Diary of a Traveling Monk

Volume 2, Part 2, Chapter 13

 

A U G U S T  12

 

They Thought We Were Russian Soldiers Dressed in Civilian Clothes

By Indradyumna Swami

7:10 a.m. Our water supply is limited again. We each have just enough to wash our faces and brush our teeth.

 

10:00 a.m. Managed to chant eight rounds before arati. Today I gave the Srimad-Bhagavatam class.

 

12:40 p.m. Listened to a tape of bhajans by Srila Gurudeva and one of my favorite lectures given by him in Moscow in 1990. It is from the Second Canto of Srimad-Bhagavatam. It is very relevant to our situation here now. The verse reads:

 

anta-kale tu puruña

 

agate gata-sadhvasah

 

chindyd asaìga-sastrena

 

sprham dehe ‘nu ye ca tam

 

“At the last stage of one’s life, one should be bold enough not to be afraid of death. But one must cut off all attachment to the material body and everything pertaining to it and all desires thereof.” (Srimad-Bhagavatam 2.1.15)

 

Garik came from the school. We were glad to see him alive.

 

2:40 p.m. Held a meeting about our situation. All ten devotees were present. Some say that we should stay here; others say we should try to leave. I argued that by staying here we are taking the greatest risk. I said, “Where is the guarantee that one of the missiles or shells that fly all day long over our roof will not hit our little brick house?”

 

At last everybody agreed that we have to leave.

 

We decided to send a few men to scout the countryside around us to find a road out of here. I was appointed to try to go back to the school to secure some parts for the van, which we might need to go a long distance.
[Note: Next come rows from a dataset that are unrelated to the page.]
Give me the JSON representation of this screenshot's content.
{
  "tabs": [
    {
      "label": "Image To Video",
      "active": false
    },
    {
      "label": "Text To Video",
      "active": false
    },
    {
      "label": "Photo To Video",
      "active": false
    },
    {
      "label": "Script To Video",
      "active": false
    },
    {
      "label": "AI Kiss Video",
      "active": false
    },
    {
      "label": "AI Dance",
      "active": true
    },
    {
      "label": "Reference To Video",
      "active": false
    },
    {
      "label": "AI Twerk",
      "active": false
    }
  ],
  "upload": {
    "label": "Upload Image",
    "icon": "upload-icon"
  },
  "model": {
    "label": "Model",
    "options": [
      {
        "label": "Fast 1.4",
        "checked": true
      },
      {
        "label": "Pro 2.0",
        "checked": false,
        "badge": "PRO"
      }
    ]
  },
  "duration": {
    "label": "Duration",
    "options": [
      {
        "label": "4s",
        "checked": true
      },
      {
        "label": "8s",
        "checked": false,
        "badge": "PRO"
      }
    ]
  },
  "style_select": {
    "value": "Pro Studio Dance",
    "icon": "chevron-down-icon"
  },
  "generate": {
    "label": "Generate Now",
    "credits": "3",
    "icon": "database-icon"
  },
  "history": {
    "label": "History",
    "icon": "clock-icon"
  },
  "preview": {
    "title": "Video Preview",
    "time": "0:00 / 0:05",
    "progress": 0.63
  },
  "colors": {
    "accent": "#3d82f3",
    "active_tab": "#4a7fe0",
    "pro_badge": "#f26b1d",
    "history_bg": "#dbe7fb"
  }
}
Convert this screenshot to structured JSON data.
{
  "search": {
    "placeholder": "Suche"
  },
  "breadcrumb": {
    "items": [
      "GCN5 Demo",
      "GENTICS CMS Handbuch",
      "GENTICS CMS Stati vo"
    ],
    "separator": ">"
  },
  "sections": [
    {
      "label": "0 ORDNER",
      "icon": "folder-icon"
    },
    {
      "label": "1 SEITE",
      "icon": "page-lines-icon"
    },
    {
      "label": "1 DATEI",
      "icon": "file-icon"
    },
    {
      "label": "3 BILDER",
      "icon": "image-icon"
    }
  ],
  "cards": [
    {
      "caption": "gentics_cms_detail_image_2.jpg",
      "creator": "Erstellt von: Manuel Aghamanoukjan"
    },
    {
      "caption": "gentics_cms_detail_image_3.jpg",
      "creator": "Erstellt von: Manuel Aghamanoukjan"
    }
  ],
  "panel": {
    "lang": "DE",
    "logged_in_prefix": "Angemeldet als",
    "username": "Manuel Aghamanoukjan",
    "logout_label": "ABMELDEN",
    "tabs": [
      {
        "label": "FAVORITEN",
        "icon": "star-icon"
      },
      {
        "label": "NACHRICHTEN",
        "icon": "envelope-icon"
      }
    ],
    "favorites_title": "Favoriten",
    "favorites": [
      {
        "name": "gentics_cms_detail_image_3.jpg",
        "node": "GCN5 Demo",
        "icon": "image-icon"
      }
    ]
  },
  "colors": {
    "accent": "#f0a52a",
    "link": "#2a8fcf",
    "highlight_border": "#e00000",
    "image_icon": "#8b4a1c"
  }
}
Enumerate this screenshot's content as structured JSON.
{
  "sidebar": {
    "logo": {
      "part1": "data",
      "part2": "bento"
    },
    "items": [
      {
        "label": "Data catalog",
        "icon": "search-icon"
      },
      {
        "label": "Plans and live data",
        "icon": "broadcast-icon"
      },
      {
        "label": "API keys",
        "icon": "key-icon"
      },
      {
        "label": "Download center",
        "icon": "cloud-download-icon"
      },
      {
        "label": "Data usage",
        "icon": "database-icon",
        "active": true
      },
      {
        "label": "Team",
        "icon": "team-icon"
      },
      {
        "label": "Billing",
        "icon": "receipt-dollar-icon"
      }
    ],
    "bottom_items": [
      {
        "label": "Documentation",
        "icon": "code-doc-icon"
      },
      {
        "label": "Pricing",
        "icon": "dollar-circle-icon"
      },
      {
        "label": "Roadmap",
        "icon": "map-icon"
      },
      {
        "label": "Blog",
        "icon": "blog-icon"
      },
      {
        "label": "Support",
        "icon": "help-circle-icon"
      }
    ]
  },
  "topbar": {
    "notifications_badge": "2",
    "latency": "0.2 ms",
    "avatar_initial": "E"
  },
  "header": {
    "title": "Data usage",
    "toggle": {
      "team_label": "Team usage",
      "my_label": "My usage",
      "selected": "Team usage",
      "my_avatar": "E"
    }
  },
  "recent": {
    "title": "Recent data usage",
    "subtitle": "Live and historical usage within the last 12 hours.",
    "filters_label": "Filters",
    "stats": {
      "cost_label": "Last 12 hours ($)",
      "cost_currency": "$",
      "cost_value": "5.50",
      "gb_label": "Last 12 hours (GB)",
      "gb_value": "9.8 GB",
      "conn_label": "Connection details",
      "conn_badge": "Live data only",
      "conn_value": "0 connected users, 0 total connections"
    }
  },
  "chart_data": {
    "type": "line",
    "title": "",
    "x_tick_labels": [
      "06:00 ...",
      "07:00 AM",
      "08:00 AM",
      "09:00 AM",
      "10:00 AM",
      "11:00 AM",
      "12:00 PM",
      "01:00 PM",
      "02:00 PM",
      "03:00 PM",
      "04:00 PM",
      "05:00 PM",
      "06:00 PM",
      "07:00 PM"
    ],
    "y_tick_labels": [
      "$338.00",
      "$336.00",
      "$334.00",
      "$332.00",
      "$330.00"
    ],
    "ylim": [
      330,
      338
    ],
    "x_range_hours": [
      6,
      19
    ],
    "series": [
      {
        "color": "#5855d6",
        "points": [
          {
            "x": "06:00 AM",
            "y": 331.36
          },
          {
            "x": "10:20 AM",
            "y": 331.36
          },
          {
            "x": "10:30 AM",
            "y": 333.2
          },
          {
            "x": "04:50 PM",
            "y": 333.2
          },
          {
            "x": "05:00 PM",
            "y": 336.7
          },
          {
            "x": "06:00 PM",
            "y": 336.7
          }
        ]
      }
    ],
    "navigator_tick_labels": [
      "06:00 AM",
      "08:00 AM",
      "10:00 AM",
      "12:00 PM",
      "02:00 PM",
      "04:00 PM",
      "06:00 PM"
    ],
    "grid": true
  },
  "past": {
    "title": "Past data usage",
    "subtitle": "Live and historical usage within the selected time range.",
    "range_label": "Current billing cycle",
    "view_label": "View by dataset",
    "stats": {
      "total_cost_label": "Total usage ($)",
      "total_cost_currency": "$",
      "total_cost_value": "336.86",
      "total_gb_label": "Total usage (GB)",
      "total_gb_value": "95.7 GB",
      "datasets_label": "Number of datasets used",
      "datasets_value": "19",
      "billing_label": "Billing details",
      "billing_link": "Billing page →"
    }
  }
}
Just as we finished our meeting, Chechen fighters attacked a nearby building.

 

6:45 p.m. I left for the school with Garik, but as soon as we were a little distance from the house we were arrested by Chechen rebels. They thought we were Russian soldiers dressed in civilian clothes. They pushed us down a road to see their commander and on the way forced us to carry a big bag of frozen fish. Their headquarters were not far away, and their commander turned out to be an intelligent elderly man. He looked through our documents, talked to us a little, and set us free.

 

When we reached the school, we found it in a very bad condition. I took the parts we needed for the van and also found a map of the roads in and around Grozny. We left quickly because we heard shooting start nearby. On the way back, I saw the headless body of a Chechen rebel. I tried to keep my mind fixed on Krsna.

 

9:00 p.m. We had kirtana together. We decided not to listen to the news any more to save the batteries in our radio and not to become unnecessarily disturbed. The news is always bad, and half of it is lies.